Unfortunately, all medical staff can make human errors or act negligently. The entire medical team is susceptible to medical malpractice claims, from nurses to pharmacists, emergency medical technicians, anesthesiologists, administration, and more.

Examples can include misreading X-rays, MRIs, medical charts, or mammograms. Forgetting the patient’s informed consent before a procedure and a hospital’s failure to have operable and well-maintained medical equipment are also common errors.

Hospitals can also be found to be negligent rather than a specific employee or medical staff. Hospitals and emergency care facilities have a particular standard of care owed to patients, and if this is not followed, they are susceptible to medical malpractice liabilities.

An example of when a hospital would be liable in addition to the medical staff would be if known medical malpractice were found in one of the doctors on staff or if medical staff had a proven drug abuse issue, which led to malpractice.

Can I Be Partially Liable in a Malpractice Case?

A common defense for malpractice cases is for the party in question to divert the blame back to the patient. Perhaps the patient had strict orders to follow instructions post-surgery and didn’t follow these instructions accurately, which led to an injury.

If this situation arises, but it can also be proven that the medical staff was guilty of malpractice, this may be cause for comparative negligence. Comparative negligence means that each party involved and proven negligent is assigned a percentage of fault. Suppose you are found to be partially negligent. In that case, you may have the damages reduced proportionately with the percentage you were assigned to be negligent rather than being able to obtain the entire damages.

Comparative negligence also applies if the malpractice case holds medical staff and the hospital accountable. Each party involved would be assigned fault based on the investigations and responsible for their percentage of fault when compensating the victims.
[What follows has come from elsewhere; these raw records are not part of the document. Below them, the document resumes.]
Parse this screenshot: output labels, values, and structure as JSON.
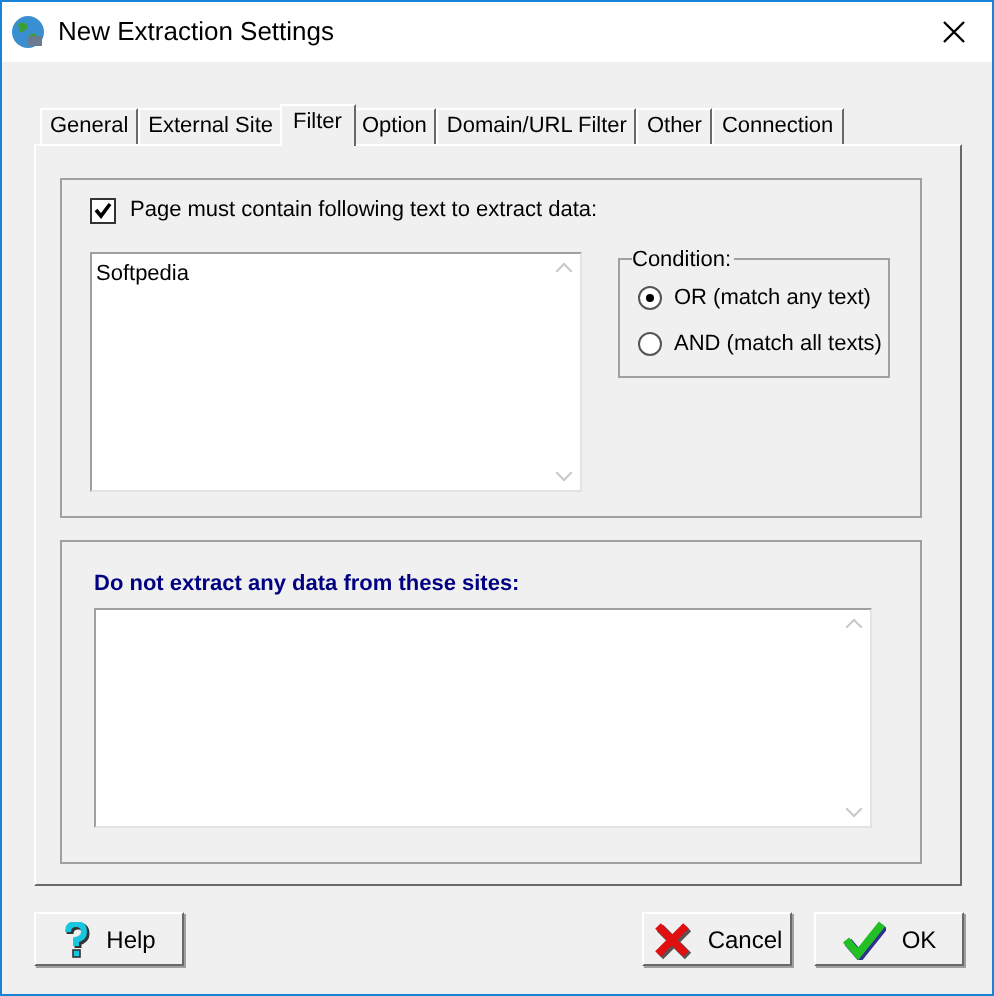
{
  "window": {
    "title": "New Extraction Settings"
  },
  "tabs": [
    {
      "label": "General",
      "selected": false
    },
    {
      "label": "External Site",
      "selected": false
    },
    {
      "label": "Filter",
      "selected": true
    },
    {
      "label": "Option",
      "selected": false
    },
    {
      "label": "Domain/URL Filter",
      "selected": false
    },
    {
      "label": "Other",
      "selected": false
    },
    {
      "label": "Connection",
      "selected": false
    }
  ],
  "include": {
    "label": "Page must contain following text to extract data:",
    "checked": true,
    "value": "Softpedia"
  },
  "condition": {
    "title": "Condition:",
    "options": [
      {
        "label": "OR (match any text)",
        "selected": true
      },
      {
        "label": "AND (match all texts)",
        "selected": false
      }
    ]
  },
  "exclude": {
    "label": "Do not extract any data from these sites:"
  },
  "buttons": [
    {
      "kind": "help",
      "label": "Help"
    },
    {
      "kind": "cancel",
      "label": "Cancel"
    },
    {
      "kind": "ok",
      "label": "OK"
    }
  ]
}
What Types of Damages Can You Pursue in Medical Malpractice Cases in Georgia?

Three categories of damages are typically sought after in medical malpractice cases. They are general (non-economic), special (economic), and punitive damages.
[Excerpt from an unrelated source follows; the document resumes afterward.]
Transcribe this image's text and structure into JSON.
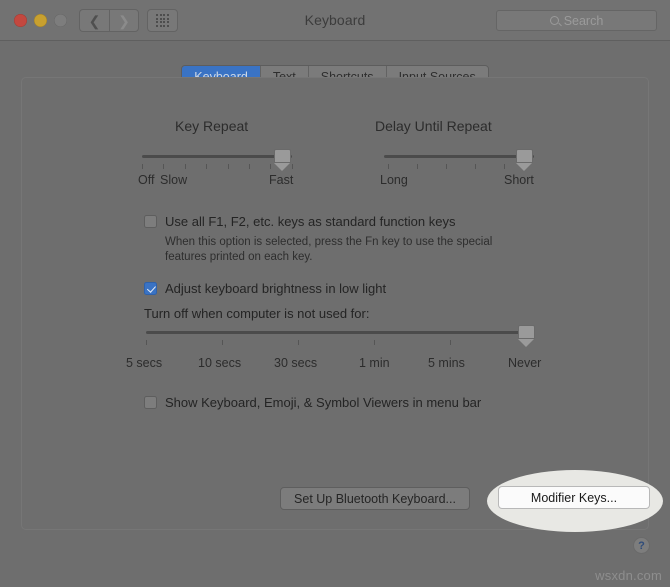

General damages don’t have a specific monetary value placed on them because they can be challenging to determine. Damages can include pain and suffering, loss of enjoyment of life, effects of long-term disability, and more. It can be difficult to place a dollar amount on the items in this category, but a qualified attorney can assist you with estimating and calculating the damages.
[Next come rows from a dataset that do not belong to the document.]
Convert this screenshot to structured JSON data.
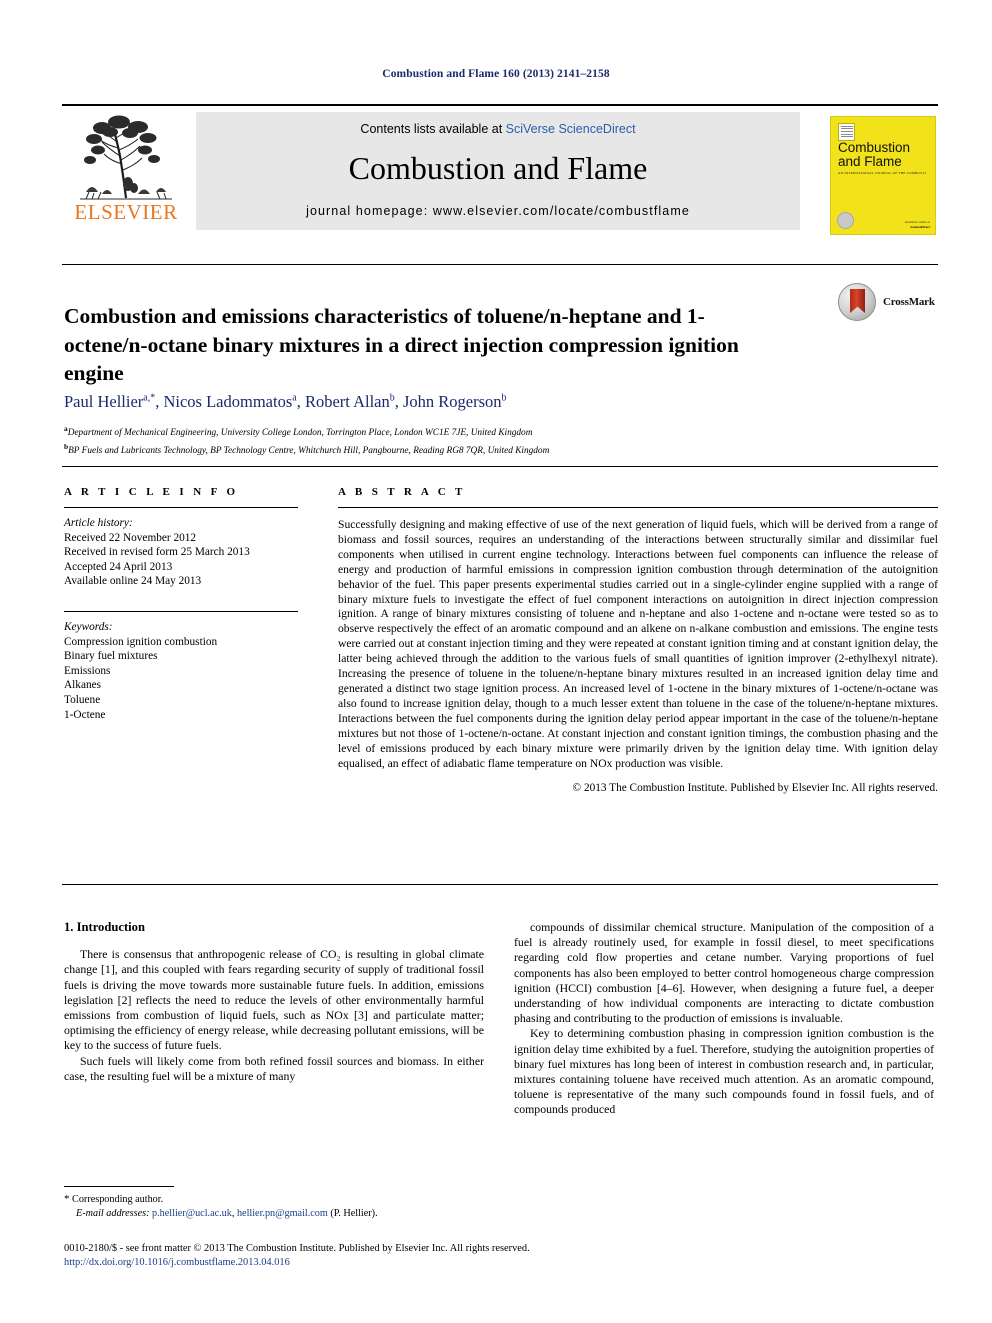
{
  "running_head": "Combustion and Flame 160 (2013) 2141–2158",
  "masthead": {
    "contents_prefix": "Contents lists available at ",
    "contents_link": "SciVerse ScienceDirect",
    "journal_title": "Combustion and Flame",
    "homepage": "journal homepage: www.elsevier.com/locate/combustflame",
    "publisher_name": "ELSEVIER",
    "publisher_logo_color": "#E87722",
    "cover": {
      "title_line1": "Combustion",
      "title_line2": "and Flame",
      "subtitle": "AN INTERNATIONAL JOURNAL OF THE COMBUSTION INSTITUTE",
      "footer_line1": "Available online at",
      "footer_line2": "ScienceDirect",
      "background_color": "#f2e21a"
    }
  },
  "article": {
    "title": "Combustion and emissions characteristics of toluene/n-heptane and 1-octene/n-octane binary mixtures in a direct injection compression ignition engine",
    "crossmark_label": "CrossMark",
    "authors": [
      {
        "name": "Paul Hellier",
        "marks": "a,*"
      },
      {
        "name": "Nicos Ladommatos",
        "marks": "a"
      },
      {
        "name": "Robert Allan",
        "marks": "b"
      },
      {
        "name": "John Rogerson",
        "marks": "b"
      }
    ],
    "affiliations": [
      {
        "mark": "a",
        "text": "Department of Mechanical Engineering, University College London, Torrington Place, London WC1E 7JE, United Kingdom"
      },
      {
        "mark": "b",
        "text": "BP Fuels and Lubricants Technology, BP Technology Centre, Whitchurch Hill, Pangbourne, Reading RG8 7QR, United Kingdom"
      }
    ]
  },
  "article_info": {
    "heading": "A R T I C L E   I N F O",
    "history_label": "Article history:",
    "history": [
      "Received 22 November 2012",
      "Received in revised form 25 March 2013",
      "Accepted 24 April 2013",
      "Available online 24 May 2013"
    ],
    "keywords_label": "Keywords:",
    "keywords": [
      "Compression ignition combustion",
      "Binary fuel mixtures",
      "Emissions",
      "Alkanes",
      "Toluene",
      "1-Octene"
    ]
  },
  "abstract": {
    "heading": "A B S T R A C T",
    "text": "Successfully designing and making effective of use of the next generation of liquid fuels, which will be derived from a range of biomass and fossil sources, requires an understanding of the interactions between structurally similar and dissimilar fuel components when utilised in current engine technology. Interactions between fuel components can influence the release of energy and production of harmful emissions in compression ignition combustion through determination of the autoignition behavior of the fuel. This paper presents experimental studies carried out in a single-cylinder engine supplied with a range of binary mixture fuels to investigate the effect of fuel component interactions on autoignition in direct injection compression ignition. A range of binary mixtures consisting of toluene and n-heptane and also 1-octene and n-octane were tested so as to observe respectively the effect of an aromatic compound and an alkene on n-alkane combustion and emissions. The engine tests were carried out at constant injection timing and they were repeated at constant ignition timing and at constant ignition delay, the latter being achieved through the addition to the various fuels of small quantities of ignition improver (2-ethylhexyl nitrate). Increasing the presence of toluene in the toluene/n-heptane binary mixtures resulted in an increased ignition delay time and generated a distinct two stage ignition process. An increased level of 1-octene in the binary mixtures of 1-octene/n-octane was also found to increase ignition delay, though to a much lesser extent than toluene in the case of the toluene/n-heptane mixtures. Interactions between the fuel components during the ignition delay period appear important in the case of the toluene/n-heptane mixtures but not those of 1-octene/n-octane. At constant injection and constant ignition timings, the combustion phasing and the level of emissions produced by each binary mixture were primarily driven by the ignition delay time. With ignition delay equalised, an effect of adiabatic flame temperature on NOx production was visible.",
    "copyright": "© 2013 The Combustion Institute. Published by Elsevier Inc. All rights reserved."
  },
  "body": {
    "section_heading": "1. Introduction",
    "left_paragraphs": [
      "There is consensus that anthropogenic release of CO₂ is resulting in global climate change [1], and this coupled with fears regarding security of supply of traditional fossil fuels is driving the move towards more sustainable future fuels. In addition, emissions legislation [2] reflects the need to reduce the levels of other environmentally harmful emissions from combustion of liquid fuels, such as NOx [3] and particulate matter; optimising the efficiency of energy release, while decreasing pollutant emissions, will be key to the success of future fuels.",
      "Such fuels will likely come from both refined fossil sources and biomass. In either case, the resulting fuel will be a mixture of many"
    ],
    "right_paragraphs": [
      "compounds of dissimilar chemical structure. Manipulation of the composition of a fuel is already routinely used, for example in fossil diesel, to meet specifications regarding cold flow properties and cetane number. Varying proportions of fuel components has also been employed to better control homogeneous charge compression ignition (HCCI) combustion [4–6]. However, when designing a future fuel, a deeper understanding of how individual components are interacting to dictate combustion phasing and contributing to the production of emissions is invaluable.",
      "Key to determining combustion phasing in compression ignition combustion is the ignition delay time exhibited by a fuel. Therefore, studying the autoignition properties of binary fuel mixtures has long been of interest in combustion research and, in particular, mixtures containing toluene have received much attention. As an aromatic compound, toluene is representative of the many such compounds found in fossil fuels, and of compounds produced"
    ]
  },
  "footnote": {
    "corresponding": "Corresponding author.",
    "email_label": "E-mail addresses:",
    "email1": "p.hellier@ucl.ac.uk",
    "email2": "hellier.pn@gmail.com",
    "email_suffix": "(P. Hellier)."
  },
  "page_footer": {
    "issn_line": "0010-2180/$ - see front matter © 2013 The Combustion Institute. Published by Elsevier Inc. All rights reserved.",
    "doi": "http://dx.doi.org/10.1016/j.combustflame.2013.04.016"
  }
}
Special damages are easier to document as they are related to direct financial costs such as medical bills, missed wages, anticipated medical bills in the future, and estimated long-term loss of income. For example, if you or your loved one can no longer perform at work as you were before the malpractice injuries or death, you can calculate an estimate of the difference in income that resulted.

Punitive damages are meant to punish the guilty party for their particularly egregious offenses or displays of negligence or intent. Punitive damages are allowed in Georgia medical malpractice cases; although they will vary, the general cap is $250,000.

Is There a Statute of Limitation on Medical Malpractice in Georgia?

As with other states, a statute of limitations exists and must be followed for a case to be valid. With medical malpractice in Georgia, that timeline is two years from the date of the injury or death.

In some cases, medical malpractice isn’t discovered immediately. Suppose your loved one passed away years after surgery, and the errors during the surgery directly contributed to their death. Generally speaking, in cases like this, you would have an extended period of time (typically five years vs. the two-year statute) to work with an attorney and file a medical malpractice claim.

Why Work with a Medical Malpractice Attorney?

It is wired within most of us to protect those we love the most. When we go to a trusted source for help with a medical issue and are left with more problems as a result, our desire to protect ourselves and our families can be even greater. You have a right to want justice, and when done correctly, you can obtain the damages you deserve and avoid further financial distress.

Medical malpractice cases are notoriously complex, but our team has years of experience in helping families with these cases and being their tireless advocate when it matters the most.

Contact our office at (706) 954-6745 to confidentially discuss your questions and learn how we can best assist you and your family.